Imagine you wake up in the morning and you feel as though, overnight, your heart has sunk into the pit of your stomach and stayed there, throbbing, until it becomes a dull but persistent ache that has spread to your entire body. Maybe it’s raining and you have a dentist appointment later that day, or maybe it’s a warm sunny day and you have plans to spend it in your favorite place with friends: it doesn’t matter. The entire world looks ominous through the lens of the depression that has taken hold of you. Whatever lurks beyond the door of the bedroom doesn’t feel safe. Sitting up and swinging your feet out of bed feels insurmountable, not because of the mind-numbing fatigue you feel but because it just hurts inside. Just pushing yourself up to turn off your alarm makes all of your insides clench with discomfort and fear. You dread the moment your partner wakes up or comes into the room because you know he or she will realize immediately that it is a bad day. Looking at another person makes you want to burst into tears because the internal hurt you are feeling is so strong and you dread passing that on to another human being.
This kind of sickening, draining sorrow is so exhausting and so remarkably unique in its misery (often and especially because there is no discernable reason behind its appearance in your life) that it seems like you can’t possibly get through a day (never mind a week, or a month, or a year) feeling this way.

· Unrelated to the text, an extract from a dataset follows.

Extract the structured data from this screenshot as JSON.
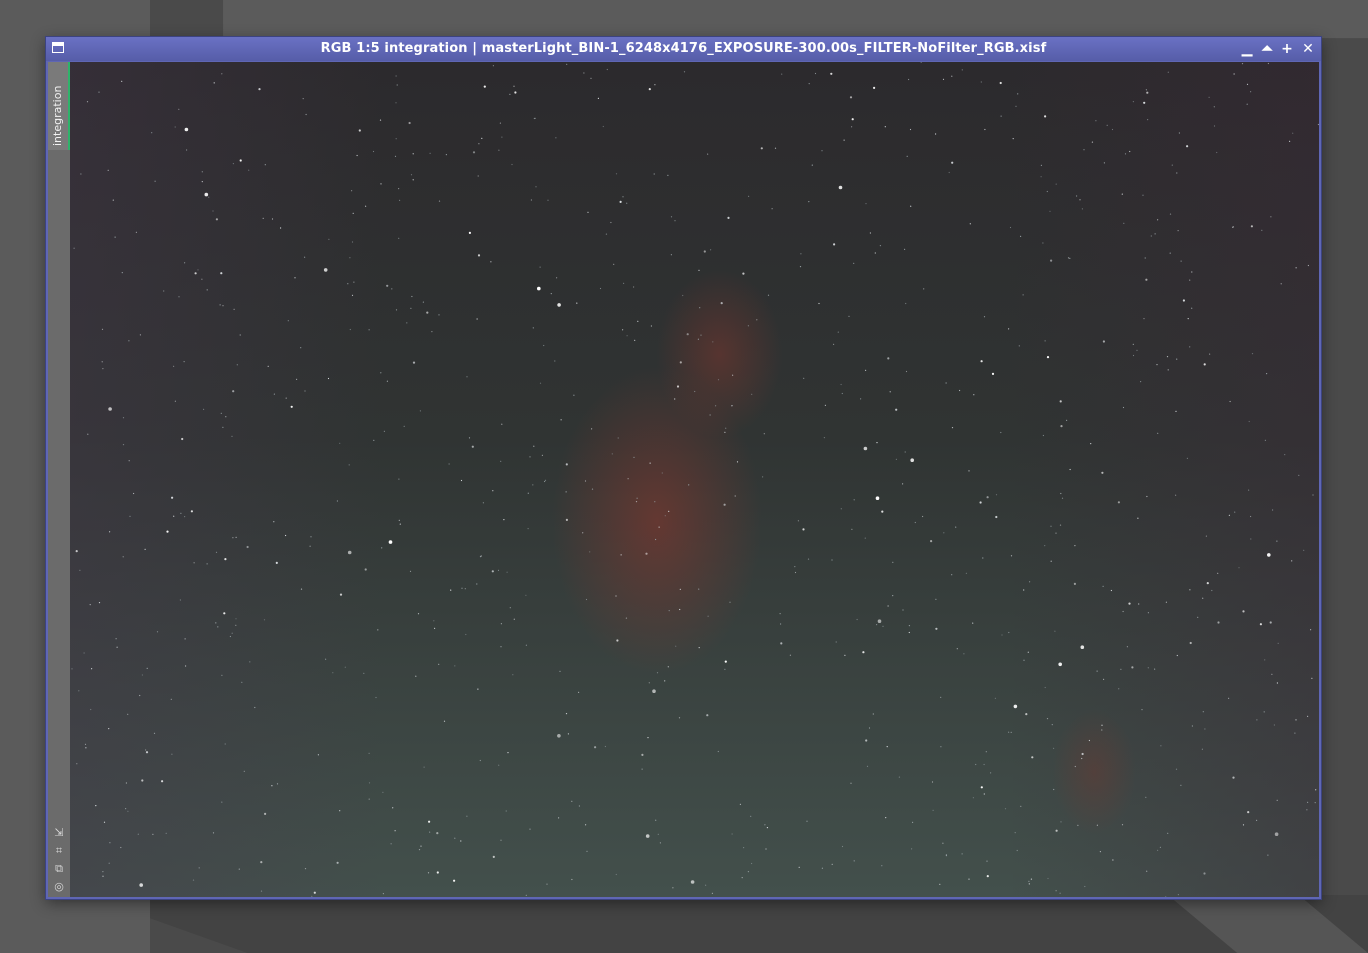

Mostly you want to go to sleep and stay there, preferring unconsciousness to pain, but if you can’t do that then you start to think of ways to stop hurting. The only times I have ever had thoughts of self-harm, which thankfully last only seconds for me and upon which I have never acted, occur when I am in the depths of feeling this way. I am grateful to say that aside from these fleeting thoughts, I have not struggled with this horrible manifestation of my disease. But I do understand why seeking a physical release for the internal agony can be tempting. I jiggle my legs incessantly, I scratch bug bites too hard and for too long (one of them scarred), I pick at my cuticles. I count down from 100 over and over again in my mind. And when there is no more energy for any of this, I go blank. My husband reports watching me stare at the walls, eyes glazed over, responding to nothing, for minutes at a time. I guess I would say that during these times I am hurting less, because I have completely shut off from caring about anything, and yet I know it’s scary and unsettling for anyone to see how deeply apathetic I feel toward everything in that moment.

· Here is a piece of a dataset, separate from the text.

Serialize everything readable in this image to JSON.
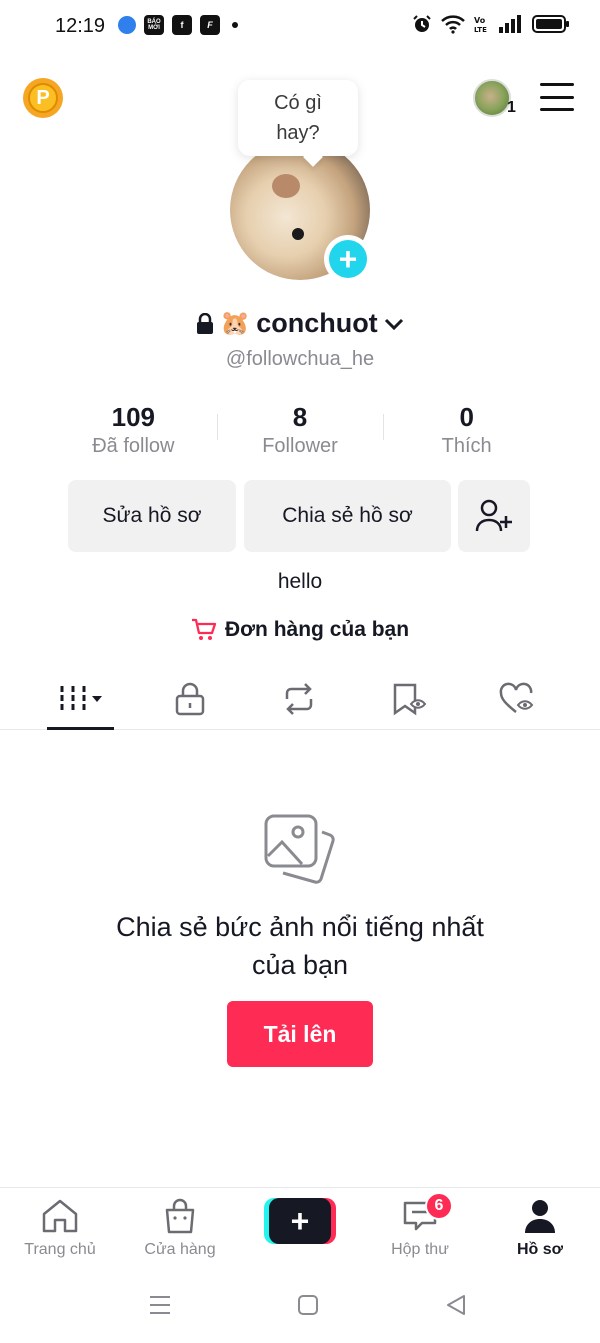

This is some of what depression has been like for me over the past couple of years. A spell like this can last a few hours, a full day, or several days in a row. It can be combined with intense anxiety or it can take over all on its own. Sometimes I’ll have just one bad day in the middle of a great month. Sometimes I’ll have a few good days in the middle of a mostly-bad month. The unpredictability is scary and infuriating, and can make it hard to make or keep plans. So when a friend that may be struggling with depression cancels on you last minute, or is evasive and noncommittal, or shows up and seems completely disengaged -- I hope that, maybe, you’ll think of this post and feel somewhat better enabled to comprehend what they’re going through. Be patient, ask what you can do to help, and love them the best you know how.